He also highlighted the pressure on future marketers to break away from functional specialisation, to value creation and thus need to forget about the term marketing in order to adapt to changing business requirements.
Firstly he pointed out how capital has become increasingly impatient with regards to returns on investment on marketing activity. It has become very essential to prove and balance short term and long term impacts of marketing activity. The obligation to deliver quick short term results as a marketer has increased largely over the last few years.
Furthermore, it is important to drive marketing accountability by effectively measuring and evaluating marketing impact. While the general notion may be that measuring marketing impact is difficult due to its intangible nature, it is up to the business to devise effective criteria to evaluate such activity. Every marketing activity should have an ROI and there has to be a strong fundamental appreciation of financials among marketers.

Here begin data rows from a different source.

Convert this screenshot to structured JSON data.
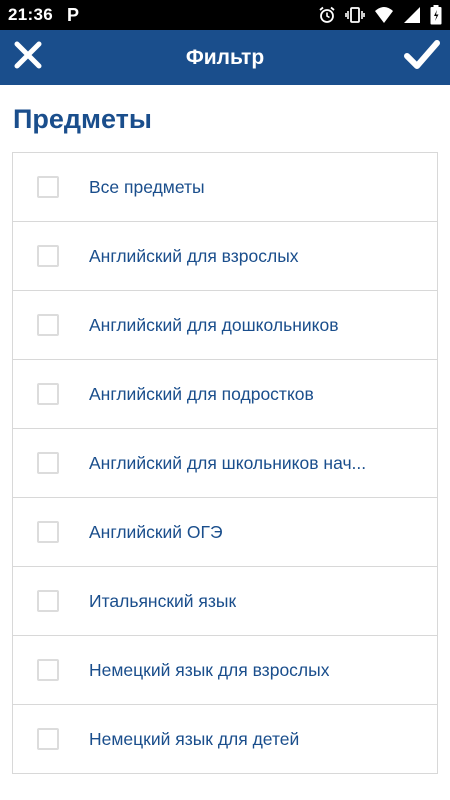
{
  "status_bar": {
    "time": "21:36",
    "app_icon": "P",
    "icons": [
      "alarm-icon",
      "vibrate-icon",
      "wifi-icon",
      "signal-icon",
      "battery-icon"
    ]
  },
  "toolbar": {
    "title": "Фильтр",
    "close_icon": "close-icon",
    "apply_icon": "checkmark-icon",
    "background": "#1a4e8c"
  },
  "section": {
    "title": "Предметы"
  },
  "subjects": [
    {
      "label": "Все предметы",
      "checked": false
    },
    {
      "label": "Английский для взрослых",
      "checked": false
    },
    {
      "label": "Английский для дошкольников",
      "checked": false
    },
    {
      "label": "Английский для подростков",
      "checked": false
    },
    {
      "label": "Английский для школьников нач...",
      "checked": false
    },
    {
      "label": "Английский ОГЭ",
      "checked": false
    },
    {
      "label": "Итальянский язык",
      "checked": false
    },
    {
      "label": "Немецкий язык для взрослых",
      "checked": false
    },
    {
      "label": "Немецкий язык для детей",
      "checked": false
    }
  ],
  "colors": {
    "accent": "#1a4e8c",
    "divider": "#d8d8d8",
    "checkbox_border": "#dcdcdc"
  }
}
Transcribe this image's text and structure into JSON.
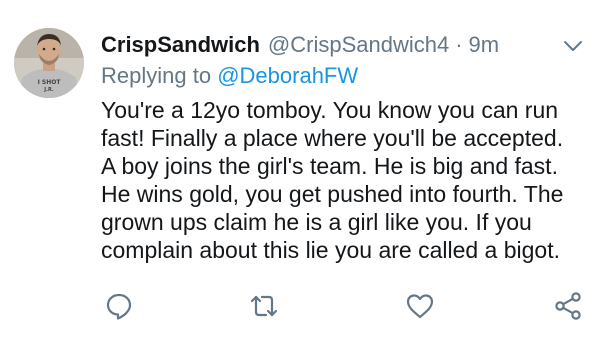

As marketers, it is also important to rationalize everything from products, brands, customers, channels and marcoms and ask the hard questions. How does each and every item impact the bottom line? If they do not add value, then why do it at all? Hilmy exemplified this notion by using an example of how a prevalent MNC rationalised their brand portfolio, which ultimately increased the margins for the entire organisation.
There is also an increasing need for marketers to attain a deeper appreciation of behavioral sciences such as psychology, sociology and demography. Understanding complex human behavior has become a vital necessity among marketers and using these to develop behavioral and scientific models to complement marketing activity is very important and will help businesses to gain significant competitive advantages.
Elaborating on how Tesco and popular disruptive models such as Airbnb have redefined supply chains, Hilmy also pointed out how marketers need to understand the importance of the supply chain. Mentioning that it is as important as the demand chain, he went on to explain how channel power has also evolved with more collaboration activity taking precedence over dominance.
Talking on value chain specialisation, he addressed how ‘silo mentality’ is being overpowered by increasing cross functional value creation which is also applicable to conventional financial systems. Hence, it is becoming important for marketers to think and learn business processes in cross functions.
Furthermore, Hilmy touched upon marketers need to drive sustainable initiatives and to address mass socio-economic challenges within the lower level of the pyramid, which is mainly an untapped business opportunity. Finally he concluded by appealing to marketers to always ask the hard questions, keep things extremely simple and to ‘be thought masters before toast masters!’